Chris Martin, spokesman for Austin Master Services, said the second container is an IP-1 rated container, which means it is protected against vertical water falling on it.
“As soon as the waste is placed in the container the (department of transportation) has jurisdiction and these containers meet their requirements. The waste is transported to a low-level radioactive waste landfill in Texas. I am unsure of the exact location, but there are three locations in the country,” Martin said.
Inside the facility Davies learned water used to wash workers’ uniforms is also processed. He noted trenches used at the facility are sealed; however, during the visit inspectors noticed one trench that was a bit of a mystery — neither the facility staff nor inspectors could determine where it led to. That was one issue that needed fixed.
Out of an abundance of caution, Davies proposed to City Council that the city have one of its own monitoring wells installed. This way if there were ever a spill or disaster near the city’s water wells, the city could be prepared.
“We could catch it halfway and have time to react to it,” he said.
He added the new monitoring well would be much more shallow, perhaps 10 feet deep or less. But the city would consult with an expert to determine what the correct depth would be, he said.
In comparison, the city’s water wells draw water from the aquifer that begins about 35 feet below the surface. The city’s wells start pumping from an even deeper threshold of about 80 feet.
“I believe it would be in the city’s best interest to have our own monitoring well so we can have it tested as we see fit,” he said, adding it should be located at the city’s most southern point from its well fields.

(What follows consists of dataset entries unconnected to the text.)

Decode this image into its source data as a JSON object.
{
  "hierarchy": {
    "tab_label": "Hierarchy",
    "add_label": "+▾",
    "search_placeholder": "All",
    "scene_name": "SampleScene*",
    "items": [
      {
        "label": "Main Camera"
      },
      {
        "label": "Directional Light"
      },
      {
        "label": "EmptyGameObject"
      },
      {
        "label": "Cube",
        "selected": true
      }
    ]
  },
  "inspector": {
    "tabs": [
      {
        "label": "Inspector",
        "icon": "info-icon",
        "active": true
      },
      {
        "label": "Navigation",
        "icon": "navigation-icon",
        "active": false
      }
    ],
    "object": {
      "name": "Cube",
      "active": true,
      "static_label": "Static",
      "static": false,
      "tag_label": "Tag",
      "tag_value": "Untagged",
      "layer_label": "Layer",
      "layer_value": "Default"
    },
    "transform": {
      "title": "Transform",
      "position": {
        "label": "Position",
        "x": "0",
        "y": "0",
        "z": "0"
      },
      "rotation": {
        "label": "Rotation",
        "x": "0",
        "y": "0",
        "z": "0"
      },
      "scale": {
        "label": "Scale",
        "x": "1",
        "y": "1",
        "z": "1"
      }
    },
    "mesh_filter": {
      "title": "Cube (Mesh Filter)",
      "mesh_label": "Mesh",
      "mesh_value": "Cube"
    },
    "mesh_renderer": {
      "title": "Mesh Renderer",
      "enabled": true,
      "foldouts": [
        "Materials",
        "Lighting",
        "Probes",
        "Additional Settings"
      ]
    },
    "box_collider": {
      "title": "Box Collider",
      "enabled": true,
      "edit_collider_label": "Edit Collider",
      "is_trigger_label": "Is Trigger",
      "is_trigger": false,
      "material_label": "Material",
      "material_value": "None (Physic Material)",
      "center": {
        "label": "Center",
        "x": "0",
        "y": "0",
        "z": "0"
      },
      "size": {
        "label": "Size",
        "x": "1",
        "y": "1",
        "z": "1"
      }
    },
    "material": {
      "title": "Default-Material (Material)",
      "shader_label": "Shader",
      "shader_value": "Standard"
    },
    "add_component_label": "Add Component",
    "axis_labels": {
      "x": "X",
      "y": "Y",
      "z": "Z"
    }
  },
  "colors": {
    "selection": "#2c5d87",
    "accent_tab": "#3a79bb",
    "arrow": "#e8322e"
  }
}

Regarding what all the city will monitor for, Davies said the city would consult with experts on the matter and contract with an outside laboratory for testing.
Austin Master Services has its own monitoring wells on site.
“They have four monitoring wells that were put in by Austin Master by a third party, and a third party reads it,” he said.
Davies added the trucks’ radiation levels are checked before entering the facility. The drivers’ shoes also are checked before leaving the facility.
The tour was precipitated by concerns raised by the Concerned Ohio River Residents, a group of activists who believe the facility could be harmful to the city’s drinking water source, its aquifer, if there were a disaster, natural or manmade.